7. Mr. Snape

asked the Secretary of State for Transport how many of the metropolitan county councils operate countywide schemes for concessionary fares for pensioners and disabled people.

Mrs. Chalker

All of them.

Mr. Snape

In view of the Secretary of State's somewhat belated announcement during the Report stage of the London Regional Transport Bill guaranteeing free off-peak travel for the old and disabled in the London area, may we expect a similar announcement in respect of the metropolitan counties? Does he accept that that announcement, when it comes, albeit belated as was his previous one, will be welcomed by the Opposition?

Mrs. Chalker

If the hon. Gentleman looks up his records he will find that the announcement was made, not at the Report stage of the Bill, but on 15 February last. All that did was to follow what was stated in the White Paper. The hon. Gentleman should get his facts straight, because the new joint passenger authorities will inherit the full powers of the metropolitan county councils in relation to concessionary fares. They do not, therefore, need the guarantee, which would not have been needed in London but for the members of the Association of London Authorities, who refused to co-operate with the London Boroughs Association in determining the scheme.

Sir Nicholas Bonsor

As the joint boards will take over the full responsibilities previously held by the county councils, is it not absolutely right that they should also have discretion regarding concessionary fares?

Mrs. Chalker

Absolutely right.

Mr. Cowans

Will the Minister give an unequivocal assurance that, whatever management structure is set up after the abolition, the present concessionary schemes, particularly the scheme in Tyne and Wear, where there are free concessionary fares, will not be worsened, but will be maintained?
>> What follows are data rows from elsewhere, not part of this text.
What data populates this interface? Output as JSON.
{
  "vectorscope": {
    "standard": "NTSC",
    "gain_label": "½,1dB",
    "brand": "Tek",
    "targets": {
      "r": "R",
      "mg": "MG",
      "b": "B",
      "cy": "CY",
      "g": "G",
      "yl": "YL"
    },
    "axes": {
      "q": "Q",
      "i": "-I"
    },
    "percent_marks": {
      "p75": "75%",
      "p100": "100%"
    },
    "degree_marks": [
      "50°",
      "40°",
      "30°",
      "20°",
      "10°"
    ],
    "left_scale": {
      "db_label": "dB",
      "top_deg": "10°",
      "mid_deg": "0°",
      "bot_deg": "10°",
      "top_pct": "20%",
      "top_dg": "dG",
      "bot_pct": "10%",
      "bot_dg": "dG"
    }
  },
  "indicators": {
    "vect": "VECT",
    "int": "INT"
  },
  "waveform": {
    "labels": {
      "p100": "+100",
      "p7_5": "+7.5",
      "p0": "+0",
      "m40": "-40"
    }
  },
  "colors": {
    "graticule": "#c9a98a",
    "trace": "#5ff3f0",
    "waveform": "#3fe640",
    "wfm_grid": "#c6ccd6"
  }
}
Mrs. Chalker

As the hon. Gentleman knows, it is entirely up to the passenger transport authorities, which will have that responsibility following abolition of the metropolitan authorities. I believe that these matters are rightly decided by the district councils concerned. I am sure that they will take careful note of all that the hon. Gentleman and his hon. Friends say.

Sir Anthony Meyer

Although money is undoubtedly better spent on increasing non-means-tested cash benefits, is my hon. Friend aware that many old people complain that the system is patchy across the country? Is there not a case for convening a conference of transport operators to see whether some kind of uniform national scheme could be operated?

Mrs. Chalker

The Labour Government turned down that idea, which appeared in their Green paper of 1979. I believe that there is such variation in different parts of the country that the local authorities are in a far better position to know what their elderly and disabled people need and thus to decide what should be provided.

Mr. Stephen Ross

Does the Minister agree that when people in London are guaranteed a continuation of their free bus service it is wrong that people in the metropolitan counties and elsewhere have no such undertaking from the Government?

Mrs. Chalker

First, it is not a free bus service, but a concessionary fares scheme paid for out of the rates and taxes. Secondly, people in London have been guaranteed the safeguarding of a basic scheme, but it will still be up to the boroughs to pay for the scheme provided by London Regional Transport. In other parts of the country local authorities will be making their own provision for the services which they believe it is right for their people to have.